Says the Oracle: “To combat our proposition about ancient Greece an academic commonplace is trotted out, namely, that the people of Greece never developed a panhellenic sentiment.” Really this is enough to take one's breath away. Mr. Ghose told us last week that the Greeks became an united nation under the pressure of the Persian invasion; this week he coolly tells us that it is an academic commonplace that the Greeks never even developed a panhellenic sentiment. We certainly never said anything of the sort. The Greeks, as any tyro in history knows, did develop a panhellenic sentiment but it was never strong enough – and that was all we said – to unite them into a nation. But Mr. Ghose flounders still deeper into the mire in the next sentences. “What does it signify whether they did or not? The whole question is, could the Greek states have been set against one another? Athens and Sparta, for instance, against each other? And if not, why not?” Really, Mr. Ghose, really now! Is it possible you do not know that soon after the Persian invasion which you say made Greece an united nation, Athens and Sparta were at each other's throats and the whole of the Greek world by land and sea turned into one vast battlefield on which the Hellenic cities engaged in a murderous internecine strife? What would we think of a “scholar” who pretended to know Indian history and yet asserted that the Hindus became an united nation under the pressure of the Mahomedan invasion and that it was impossible to set the Hindu states against each other, Mewar and Amber for instance? Yet this is precisely the blunder Mr. Ghose has committed with respect to Greek history. But he pleads bitterly that his facts are no doubt all wrong, but the conclusions he bases on them are right. What do facts matter? It is only Mr. N. N. Ghose's opinions which matter.
Mr. Ghose accuses us of incapacity to understand the substance of his article. We quite admit that it is difficult to understand the mystic wisdom of a sage who asserts that the soundness of his premises has nothing to do with the soundness of his conclusions. Mr. Ghose stated certain facts as supporting a conclusion otherwise unsupported. We have proved that his facts are all childish blunders. He must therefore accept one of the two horns of a dilemma: either his facts had nothing to do with his “truism” or his “truism” itself is an error. But we had another object in view in exposing the pretentious sciolism of this arrogant publicist. Our business with him is not so much to disprove his opinions as to convince the few who still believe in him of the hollowness of his pretensions.
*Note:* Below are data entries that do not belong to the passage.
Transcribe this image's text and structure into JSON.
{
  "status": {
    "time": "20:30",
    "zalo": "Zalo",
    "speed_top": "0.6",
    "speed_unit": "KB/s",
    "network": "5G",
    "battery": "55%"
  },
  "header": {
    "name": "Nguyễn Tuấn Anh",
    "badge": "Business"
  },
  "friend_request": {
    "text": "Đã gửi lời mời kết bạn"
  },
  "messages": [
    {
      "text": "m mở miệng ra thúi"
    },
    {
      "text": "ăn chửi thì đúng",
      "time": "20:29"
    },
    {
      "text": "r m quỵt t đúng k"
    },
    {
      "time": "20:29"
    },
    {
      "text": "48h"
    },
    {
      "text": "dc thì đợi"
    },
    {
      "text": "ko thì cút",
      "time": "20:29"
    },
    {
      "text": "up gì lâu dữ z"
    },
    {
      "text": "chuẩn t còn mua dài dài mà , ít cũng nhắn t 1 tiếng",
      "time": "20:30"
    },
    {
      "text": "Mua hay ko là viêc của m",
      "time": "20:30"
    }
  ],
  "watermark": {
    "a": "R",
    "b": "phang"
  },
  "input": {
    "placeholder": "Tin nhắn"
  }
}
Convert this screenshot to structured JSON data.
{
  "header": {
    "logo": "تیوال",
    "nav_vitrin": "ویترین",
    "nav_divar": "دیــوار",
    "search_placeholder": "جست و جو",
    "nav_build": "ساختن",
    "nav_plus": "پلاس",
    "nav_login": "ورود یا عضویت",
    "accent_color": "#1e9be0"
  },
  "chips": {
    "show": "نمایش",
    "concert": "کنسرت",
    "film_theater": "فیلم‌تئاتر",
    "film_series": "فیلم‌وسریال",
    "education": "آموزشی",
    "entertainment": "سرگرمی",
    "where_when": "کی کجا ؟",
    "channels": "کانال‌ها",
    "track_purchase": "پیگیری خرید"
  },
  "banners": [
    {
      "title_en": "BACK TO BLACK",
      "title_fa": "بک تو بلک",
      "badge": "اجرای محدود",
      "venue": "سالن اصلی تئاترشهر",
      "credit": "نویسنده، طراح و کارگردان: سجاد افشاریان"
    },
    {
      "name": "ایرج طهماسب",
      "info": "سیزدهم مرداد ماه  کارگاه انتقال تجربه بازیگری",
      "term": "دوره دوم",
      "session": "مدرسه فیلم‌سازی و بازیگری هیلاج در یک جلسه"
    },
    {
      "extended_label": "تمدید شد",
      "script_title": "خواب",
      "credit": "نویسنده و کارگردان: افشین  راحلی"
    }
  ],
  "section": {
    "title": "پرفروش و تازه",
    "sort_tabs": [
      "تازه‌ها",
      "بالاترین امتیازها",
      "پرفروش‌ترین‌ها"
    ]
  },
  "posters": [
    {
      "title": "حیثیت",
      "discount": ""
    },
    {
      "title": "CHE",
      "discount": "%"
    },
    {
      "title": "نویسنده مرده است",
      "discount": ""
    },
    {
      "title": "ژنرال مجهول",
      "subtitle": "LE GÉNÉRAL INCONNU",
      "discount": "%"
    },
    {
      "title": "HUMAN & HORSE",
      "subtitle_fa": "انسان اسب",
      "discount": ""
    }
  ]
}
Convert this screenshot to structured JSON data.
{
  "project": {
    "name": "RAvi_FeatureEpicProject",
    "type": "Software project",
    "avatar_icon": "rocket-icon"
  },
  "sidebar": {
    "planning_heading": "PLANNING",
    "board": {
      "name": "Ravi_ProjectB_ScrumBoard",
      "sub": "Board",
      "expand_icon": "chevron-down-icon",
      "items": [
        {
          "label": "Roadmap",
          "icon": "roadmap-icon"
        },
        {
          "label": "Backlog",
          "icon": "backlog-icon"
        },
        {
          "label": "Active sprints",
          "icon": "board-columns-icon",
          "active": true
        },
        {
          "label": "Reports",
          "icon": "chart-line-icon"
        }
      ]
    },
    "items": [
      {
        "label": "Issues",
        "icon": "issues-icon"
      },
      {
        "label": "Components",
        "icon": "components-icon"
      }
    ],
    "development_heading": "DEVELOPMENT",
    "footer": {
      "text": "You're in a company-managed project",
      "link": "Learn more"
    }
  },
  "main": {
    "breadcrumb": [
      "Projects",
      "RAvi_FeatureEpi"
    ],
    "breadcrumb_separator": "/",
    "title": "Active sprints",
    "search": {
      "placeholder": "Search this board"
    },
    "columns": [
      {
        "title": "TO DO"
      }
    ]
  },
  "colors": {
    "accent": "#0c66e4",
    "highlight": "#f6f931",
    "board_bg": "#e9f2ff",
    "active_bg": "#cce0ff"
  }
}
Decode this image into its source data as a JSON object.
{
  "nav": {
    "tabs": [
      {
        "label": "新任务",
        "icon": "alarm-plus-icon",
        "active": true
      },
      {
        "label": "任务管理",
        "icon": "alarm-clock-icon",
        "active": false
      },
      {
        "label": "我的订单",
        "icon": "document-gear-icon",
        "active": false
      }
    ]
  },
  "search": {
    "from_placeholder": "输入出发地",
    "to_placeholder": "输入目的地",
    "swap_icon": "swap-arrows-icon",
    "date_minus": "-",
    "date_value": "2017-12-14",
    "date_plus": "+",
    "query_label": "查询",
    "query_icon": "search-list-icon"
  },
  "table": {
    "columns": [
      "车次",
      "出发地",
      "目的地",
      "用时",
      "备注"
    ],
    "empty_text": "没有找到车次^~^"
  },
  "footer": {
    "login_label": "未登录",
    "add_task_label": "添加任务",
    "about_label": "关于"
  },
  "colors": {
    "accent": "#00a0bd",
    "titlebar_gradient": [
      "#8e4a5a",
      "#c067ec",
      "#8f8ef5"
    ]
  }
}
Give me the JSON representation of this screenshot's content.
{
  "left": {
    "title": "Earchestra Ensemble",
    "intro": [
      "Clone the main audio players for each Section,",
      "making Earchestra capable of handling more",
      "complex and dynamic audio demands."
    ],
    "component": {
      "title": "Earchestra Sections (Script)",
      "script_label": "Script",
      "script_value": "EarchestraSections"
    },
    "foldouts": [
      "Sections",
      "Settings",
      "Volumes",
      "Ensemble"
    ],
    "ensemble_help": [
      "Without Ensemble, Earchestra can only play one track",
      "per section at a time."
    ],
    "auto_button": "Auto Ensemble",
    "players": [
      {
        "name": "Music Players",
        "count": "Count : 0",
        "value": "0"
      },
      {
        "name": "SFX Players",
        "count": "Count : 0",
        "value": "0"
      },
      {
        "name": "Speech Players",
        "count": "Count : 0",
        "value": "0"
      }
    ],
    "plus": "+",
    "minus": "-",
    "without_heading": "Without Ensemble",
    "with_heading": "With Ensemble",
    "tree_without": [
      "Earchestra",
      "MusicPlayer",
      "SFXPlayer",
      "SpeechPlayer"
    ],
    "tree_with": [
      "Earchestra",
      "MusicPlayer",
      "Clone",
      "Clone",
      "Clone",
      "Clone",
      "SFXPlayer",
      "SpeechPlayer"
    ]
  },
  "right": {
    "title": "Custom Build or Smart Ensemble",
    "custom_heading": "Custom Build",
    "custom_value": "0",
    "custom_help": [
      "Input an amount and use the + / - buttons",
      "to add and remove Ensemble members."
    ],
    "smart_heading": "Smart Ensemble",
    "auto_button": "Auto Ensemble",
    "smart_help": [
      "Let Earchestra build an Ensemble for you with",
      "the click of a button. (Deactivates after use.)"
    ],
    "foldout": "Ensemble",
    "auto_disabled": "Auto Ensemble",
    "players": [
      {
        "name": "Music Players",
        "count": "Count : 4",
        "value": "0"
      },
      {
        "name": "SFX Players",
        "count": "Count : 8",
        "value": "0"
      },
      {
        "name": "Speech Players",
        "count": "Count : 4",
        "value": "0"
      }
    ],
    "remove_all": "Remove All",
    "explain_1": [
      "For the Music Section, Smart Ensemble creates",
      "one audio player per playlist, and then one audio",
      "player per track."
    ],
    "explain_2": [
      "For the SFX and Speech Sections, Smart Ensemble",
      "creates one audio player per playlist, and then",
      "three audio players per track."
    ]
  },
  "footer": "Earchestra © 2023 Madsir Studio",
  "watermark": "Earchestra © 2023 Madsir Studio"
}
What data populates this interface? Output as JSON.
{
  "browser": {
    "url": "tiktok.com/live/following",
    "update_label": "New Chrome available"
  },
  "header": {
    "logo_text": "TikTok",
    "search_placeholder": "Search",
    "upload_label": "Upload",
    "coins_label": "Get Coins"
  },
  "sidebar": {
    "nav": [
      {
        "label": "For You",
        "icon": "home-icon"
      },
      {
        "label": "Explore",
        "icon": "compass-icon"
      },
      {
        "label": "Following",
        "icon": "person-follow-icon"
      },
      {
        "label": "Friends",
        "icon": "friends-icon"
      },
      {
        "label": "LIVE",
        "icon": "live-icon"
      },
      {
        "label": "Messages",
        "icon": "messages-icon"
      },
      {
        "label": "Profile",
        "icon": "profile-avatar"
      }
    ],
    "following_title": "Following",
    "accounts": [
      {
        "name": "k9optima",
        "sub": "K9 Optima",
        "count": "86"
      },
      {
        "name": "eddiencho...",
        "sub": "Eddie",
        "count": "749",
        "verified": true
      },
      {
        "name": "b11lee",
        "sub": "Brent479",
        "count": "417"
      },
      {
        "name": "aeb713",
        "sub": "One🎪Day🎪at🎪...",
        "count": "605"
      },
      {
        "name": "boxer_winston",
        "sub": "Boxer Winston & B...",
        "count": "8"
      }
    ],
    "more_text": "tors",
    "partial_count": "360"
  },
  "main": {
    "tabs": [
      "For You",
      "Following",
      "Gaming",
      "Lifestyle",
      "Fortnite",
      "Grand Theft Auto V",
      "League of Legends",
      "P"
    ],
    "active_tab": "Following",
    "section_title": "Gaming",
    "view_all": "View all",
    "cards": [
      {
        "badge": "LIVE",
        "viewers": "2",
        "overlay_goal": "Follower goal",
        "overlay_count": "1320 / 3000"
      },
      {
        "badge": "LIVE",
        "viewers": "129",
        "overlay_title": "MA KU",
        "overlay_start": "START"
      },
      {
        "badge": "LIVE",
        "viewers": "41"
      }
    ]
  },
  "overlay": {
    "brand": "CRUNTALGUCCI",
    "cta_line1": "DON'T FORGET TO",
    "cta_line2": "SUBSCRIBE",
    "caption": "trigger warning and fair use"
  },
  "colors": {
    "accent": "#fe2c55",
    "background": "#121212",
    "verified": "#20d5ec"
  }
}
It was for this reason that we dwelt on his blunders last week and have done the same this week,– in order to show that this gentleman who claims a monopoly of culture and wisdom in India, is a half educated shallow man whose boasted mastery of the English language even is imperfect and who in other subjects, such as history and politics, is an ignoramus pretending to knowledge.
Later edition of this work: The Complete Works of Sri Aurobindo.- Set in 37 volumes.- Volumes 6-7.- Bande Mataram: Political Writings and Speeches. 1890–1908 .- Pondicherry: Sri Aurobindo Ashram, 2002.- 1182 p.
1 2002 ed. CWSA, vol.6-7: Shambhunath
2 2002 ed. CWSA, vol.6-7: Sankaritola